Awards preview: european in-house team of the year
14 June 2004
The 23 lawyers in BT’s in-house legal department collectively hold legal qualifications in more than 20 jurisdictions worldwide. Led by general counsel Anne Fletcher and Tim Cowen, who also sits on the board of BT Global Services, the team has been involved in a number of innovative and notable deals over the past year. One of the most important was BT’s work on the £5bn modernisation of the NHS’s IT systems. The legal team negotiated the company’s bids for the contracts – the 10-year London Local Service Provider contract, followed by another 10-year contract for the national patient database, in addition to 44 sub-contracts.
Germany’s second-largest bank boasts a sizeable legal department, and is now headed by 39-year-old Andreas Früh, who replaced Dieter Münich when he retired last year. Früh has made a real impact, understanding well how to promote his team. Notable recent deals include financing the leveraged buyouts (LBO) of Edscher, Viterra and Grohe; the upstream merger of Vereins- und Westbank into HypoVereinsbank itself; and the disposal of HypoVereinsbank’s real estate business. It also worked on capital raising for the bank. The legal team in Munich is bolstered by more than 200 lawyers in Poland, 40 in Vienna, and a small New York office.
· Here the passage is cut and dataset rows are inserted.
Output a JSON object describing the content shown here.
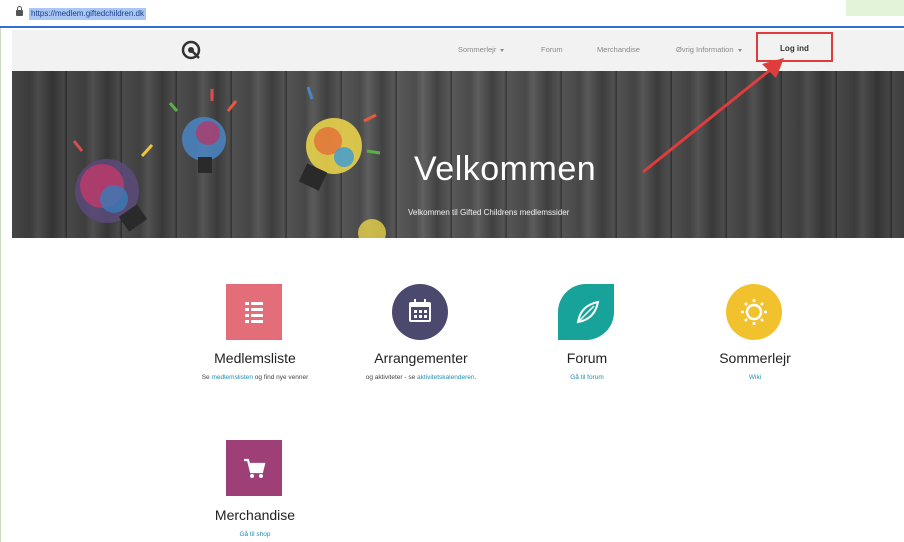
{
  "browser": {
    "url": "https://medlem.giftedchildren.dk"
  },
  "navbar": {
    "items": [
      {
        "label": "Sommerlejr",
        "has_dropdown": true
      },
      {
        "label": "Forum",
        "has_dropdown": false
      },
      {
        "label": "Merchandise",
        "has_dropdown": false
      },
      {
        "label": "Øvrig Information",
        "has_dropdown": true
      }
    ],
    "login_label": "Log ind"
  },
  "hero": {
    "title": "Velkommen",
    "subtitle": "Velkommen til Gifted Childrens medlemssider"
  },
  "tiles": [
    {
      "title": "Medlemsliste",
      "desc_prefix": "Se ",
      "desc_link": "medlemslisten",
      "desc_suffix": " og find nye venner",
      "icon": "list-icon",
      "color": "#e36e7a"
    },
    {
      "title": "Arrangementer",
      "desc_prefix": "og aktiviteter - se ",
      "desc_link": "aktivitetskalenderen",
      "desc_suffix": ".",
      "icon": "calendar-icon",
      "color": "#4b4a6e"
    },
    {
      "title": "Forum",
      "desc_link": "Gå til forum",
      "icon": "leaf-icon",
      "color": "#17a39a"
    },
    {
      "title": "Sommerlejr",
      "desc_link": "Wiki",
      "icon": "sun-icon",
      "color": "#f2c12e"
    },
    {
      "title": "Merchandise",
      "desc_link": "Gå til shop",
      "icon": "cart-icon",
      "color": "#9e3f78"
    }
  ],
  "annotation": {
    "highlight_color": "#e03c3c"
  }
}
The legal team at IBM Europe Middle East Africa is based around two stellar groups of lawyers in Paris and London. IBM’s lawyers are so closely aligned with their business groups that they know the commercial realities inside-out and consequently tend to outsource very little. While the global giant has not been as successful as it would have liked on some of the huge public sector deals that have dominated the UK market, IBM Global Services continues to be streets ahead of the opposition in the private sector. During the last year the team has signed deals with Michelin, Zurich Financial Services, Nordea and Goodyear.
The KPN in-house legal team has undergone a number of recent changes that have vastly improved the quality of its service. It began with the coup of hiring Shell’s Rene van Rooij as general counsel in 2003. Since then the Dutch telecoms company has brought in a great deal more work and got tough with its external advisers during a busy year. The company settled its long-running dispute with Hutchison Whampoa over the company’s joint venture, 3, as well as launching an unsuccessful bid for UK mobile operator MMO2. Both van Rooij and his mobile general counsel Annette Bordes have impressed with their ability to quickly get up to speed with unfamiliar concepts, such as UK takeover codes and for their commercial outlook.
The team that general counsel Francesco Capetta has built around him has impressed outsiders during a year of considerable transactional activity. While much of the legal work is outsourced, Capetta has had to manage some of Italy’s biggest and most important deals. Telecom Italia’s demerger of Seat Pagine Gialle was the largest demerger ever completed in Italy, while its merger with Olivetti was the country’s biggest of the year.
The legal department of mining company Xstrata is led by a South African, Benny Levene, based in Switzerland. Despite the company having a workforce of 20,000, the legal function consists of just 10 lawyers who report to the chief executive of the business unit to which they are assigned. In 2003, the biggest deal by far was the £1.3bn acquisition of Australia’s MIM Holdings. This was funded by a £900m rights issue, and doubled the size of Xstrata. The acquisition came a year after the company’s flotation on the London Stock Exchange, which was the first cross-border merger out of Switzerland under Swiss merger laws.